INSTRUCTIONS FOR THE TASK: Print the entries below again exactly as they stand, but skip any picture.

[Entries from a dataset of interfaces]
BEGIN
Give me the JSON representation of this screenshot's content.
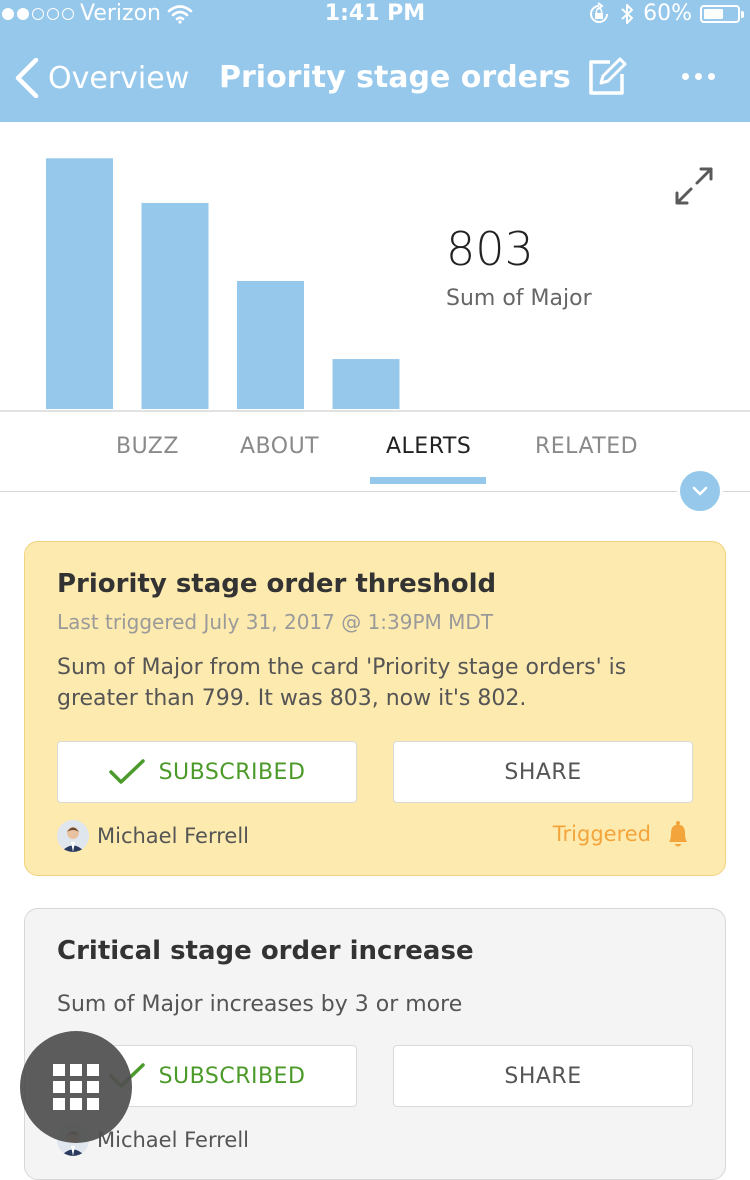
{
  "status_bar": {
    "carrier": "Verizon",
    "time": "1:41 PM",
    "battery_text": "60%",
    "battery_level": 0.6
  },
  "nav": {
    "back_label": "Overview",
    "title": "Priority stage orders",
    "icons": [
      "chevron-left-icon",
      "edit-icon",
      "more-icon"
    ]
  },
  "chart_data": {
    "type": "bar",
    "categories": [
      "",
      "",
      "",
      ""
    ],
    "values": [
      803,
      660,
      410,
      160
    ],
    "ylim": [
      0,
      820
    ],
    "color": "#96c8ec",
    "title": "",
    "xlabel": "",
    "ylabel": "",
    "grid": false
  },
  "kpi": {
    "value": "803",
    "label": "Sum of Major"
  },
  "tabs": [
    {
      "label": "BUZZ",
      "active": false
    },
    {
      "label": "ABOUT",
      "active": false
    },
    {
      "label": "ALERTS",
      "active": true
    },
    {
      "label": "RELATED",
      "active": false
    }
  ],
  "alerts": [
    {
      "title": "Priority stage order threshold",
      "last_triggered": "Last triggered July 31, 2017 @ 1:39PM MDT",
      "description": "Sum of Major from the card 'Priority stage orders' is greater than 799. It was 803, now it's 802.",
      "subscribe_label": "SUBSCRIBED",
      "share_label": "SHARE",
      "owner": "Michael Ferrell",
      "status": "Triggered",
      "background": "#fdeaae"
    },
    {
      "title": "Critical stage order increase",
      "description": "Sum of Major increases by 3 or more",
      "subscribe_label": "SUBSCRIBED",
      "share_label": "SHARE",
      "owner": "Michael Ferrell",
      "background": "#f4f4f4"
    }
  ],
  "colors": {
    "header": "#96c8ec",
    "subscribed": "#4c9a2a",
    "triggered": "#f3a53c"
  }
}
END
PROBLEM SOLUTION:
Give me the JSON representation of this screenshot's content.
{
  "status_bar": {
    "carrier": "Verizon",
    "time": "1:41 PM",
    "battery_text": "60%",
    "battery_level": 0.6
  },
  "nav": {
    "back_label": "Overview",
    "title": "Priority stage orders",
    "icons": [
      "chevron-left-icon",
      "edit-icon",
      "more-icon"
    ]
  },
  "chart_data": {
    "type": "bar",
    "categories": [
      "",
      "",
      "",
      ""
    ],
    "values": [
      803,
      660,
      410,
      160
    ],
    "ylim": [
      0,
      820
    ],
    "color": "#96c8ec",
    "title": "",
    "xlabel": "",
    "ylabel": "",
    "grid": false
  },
  "kpi": {
    "value": "803",
    "label": "Sum of Major"
  },
  "tabs": [
    {
      "label": "BUZZ",
      "active": false
    },
    {
      "label": "ABOUT",
      "active": false
    },
    {
      "label": "ALERTS",
      "active": true
    },
    {
      "label": "RELATED",
      "active": false
    }
  ],
  "alerts": [
    {
      "title": "Priority stage order threshold",
      "last_triggered": "Last triggered July 31, 2017 @ 1:39PM MDT",
      "description": "Sum of Major from the card 'Priority stage orders' is greater than 799. It was 803, now it's 802.",
      "subscribe_label": "SUBSCRIBED",
      "share_label": "SHARE",
      "owner": "Michael Ferrell",
      "status": "Triggered",
      "background": "#fdeaae"
    },
    {
      "title": "Critical stage order increase",
      "description": "Sum of Major increases by 3 or more",
      "subscribe_label": "SUBSCRIBED",
      "share_label": "SHARE",
      "owner": "Michael Ferrell",
      "background": "#f4f4f4"
    }
  ],
  "colors": {
    "header": "#96c8ec",
    "subscribed": "#4c9a2a",
    "triggered": "#f3a53c"
  }
}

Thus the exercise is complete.